To date, one of the most contentious issues remains the problem of division of water in transboundary rivers among various countries. Obviously, the existing distribution system has become obsolete and is now a source of growing discontent among neighboring countries. To prevent undesirable outcomes the Central Asian governments should intensify the regulation of processes of water resources use. The experience of the countries which had similar issues proved that entering into bilateral and multilateral agreements is an important tool for alleviating conflicts between those states. That is why the Central Asian countries need to intensify work on preparation and ratification of legal instruments which should be based on the international law. These documents should define the principles of division of transboundary rivers and serve as the basis for signing bilateral or, if appropriate, multilateral agreements on transboundary waters.
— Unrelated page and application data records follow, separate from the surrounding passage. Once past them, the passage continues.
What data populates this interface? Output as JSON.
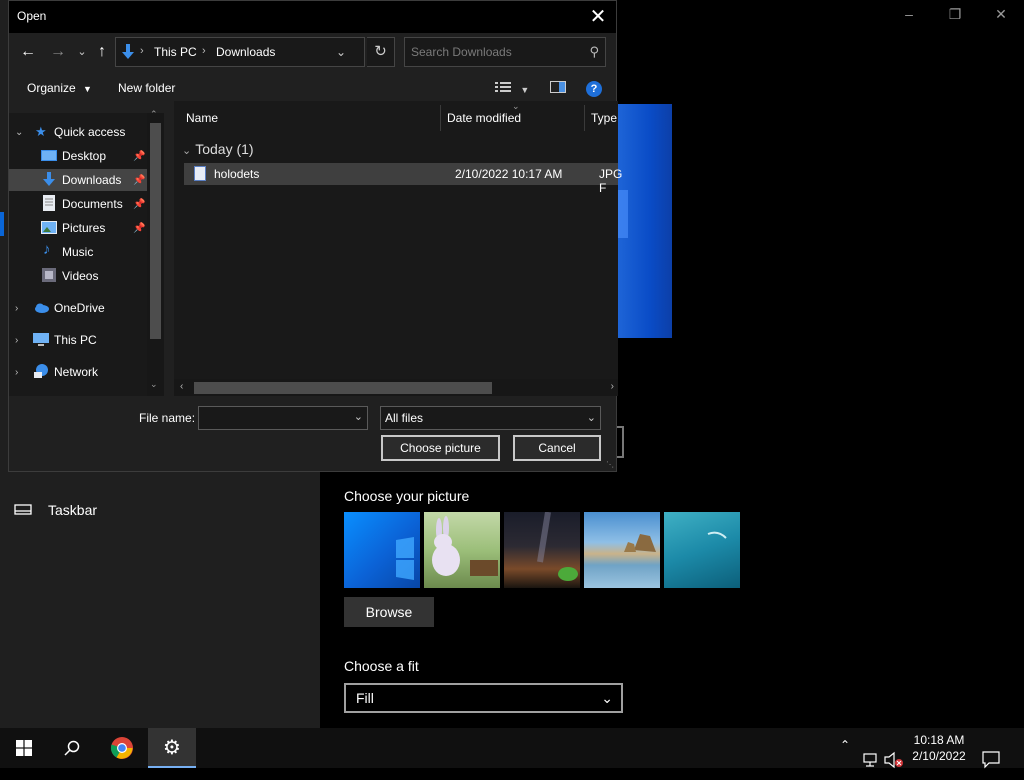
{
  "settings": {
    "taskbar_label": "Taskbar",
    "choose_picture_label": "Choose your picture",
    "browse_label": "Browse",
    "choose_fit_label": "Choose a fit",
    "fit_value": "Fill",
    "window_controls": [
      "minimize-icon",
      "restore-icon",
      "close-icon"
    ]
  },
  "dialog": {
    "title": "Open",
    "address": {
      "segments": [
        "This PC",
        "Downloads"
      ]
    },
    "search_placeholder": "Search Downloads",
    "toolbar": {
      "organize_label": "Organize",
      "new_folder_label": "New folder"
    },
    "nav": {
      "items": [
        {
          "label": "Quick access",
          "icon": "star-icon",
          "pinned": false,
          "expandable": true
        },
        {
          "label": "Desktop",
          "icon": "desktop-icon",
          "pinned": true
        },
        {
          "label": "Downloads",
          "icon": "download-icon",
          "pinned": true,
          "selected": true
        },
        {
          "label": "Documents",
          "icon": "documents-icon",
          "pinned": true
        },
        {
          "label": "Pictures",
          "icon": "pictures-icon",
          "pinned": true
        },
        {
          "label": "Music",
          "icon": "music-icon",
          "pinned": false
        },
        {
          "label": "Videos",
          "icon": "videos-icon",
          "pinned": false
        },
        {
          "label": "OneDrive",
          "icon": "cloud-icon",
          "expandable": true
        },
        {
          "label": "This PC",
          "icon": "computer-icon",
          "expandable": true
        },
        {
          "label": "Network",
          "icon": "network-icon",
          "expandable": true
        }
      ]
    },
    "columns": [
      "Name",
      "Date modified",
      "Type"
    ],
    "group_header": "Today (1)",
    "files": [
      {
        "name": "holodets",
        "date": "2/10/2022 10:17 AM",
        "type": "JPG F"
      }
    ],
    "file_name_label": "File name:",
    "file_name_value": "",
    "filter_value": "All files",
    "choose_button": "Choose picture",
    "cancel_button": "Cancel"
  },
  "taskbar": {
    "icons": [
      "start-icon",
      "search-icon",
      "chrome-icon",
      "settings-gear-icon"
    ],
    "clock_time": "10:18 AM",
    "clock_date": "2/10/2022"
  },
  "colors": {
    "accent": "#0a66d8",
    "dialog_bg": "#202020",
    "selection": "#444444"
  }
}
The case of Kazakhstan can be rather illustrative in this respect. The Kazakh government in due course called for prevention by all means of construction of Kambarata HPP in Kyrgyzstan alleging that enactment of the station “will inevitably disturb fragile balance of power and water supply in the region”. As a result, Bishkek and Astana have come to harmonize their water and energy needs. As a positive example one can also consider the work of expert groups and ad hoc committee of the two countries on use of the water of Talas and Chu. As a result, Kazakhstan has agreed to jointly finance the operation of hydraulic facilities in Kyrgyzstan.

It should be added that climate change could also lead to increased water scarcity. According to the Fourth report of the Intergovernmental Panel on Climate Change, the global warming is expected to cause changes in atmospheric circulation and redistribution of precipitation. Some scenarios forecast decrease in rainfall by almost 20% by 2100. In addition, the results of studies indicate that intensive melting of glaciers continues to take place in the zone of formation of Syr Darya and Amu Darya. According to different sources the volume of glaciers decreased from 20 to 40% in 50 years, whereas the rate of decline in recent years is about 1% per year. Decline in volume of glacier water in Central Asia, feeding Amu Darya and Syr Darya rivers, may severely limit their inflow into the irrigation system in Uzbekistan and Kazakhstan as well as undermine the development of hydroelectric power industry in Kyrgyzstan.

The paradox is that the water resources in the Central Asia provided they are used rationally are enough. However, excessive loss of water is caused by outdated agricultural system, where water consumption per unit exceeds the international indicators by three and sometimes ten times. According to specialists, transition to modern agricultural technology and water management will save up to half of the flow of transboundary rivers in the region annually. And if the water security in the region is not ensured today, the Central Asian countries will face serious social and economic problems tomorrow, which, in turn, is fraught with considerable negative consequences for each country.

The active cooperation on water and energy issues of all countries in the region is a way to solve the problem. Settlement of disputes through negotiation to achieve mutually beneficial agreements is the only possible approach in this regard. The integrated water resources management, which will allow for optimal regime of hydropower stations incorporating both national and regional interests, needs to be established.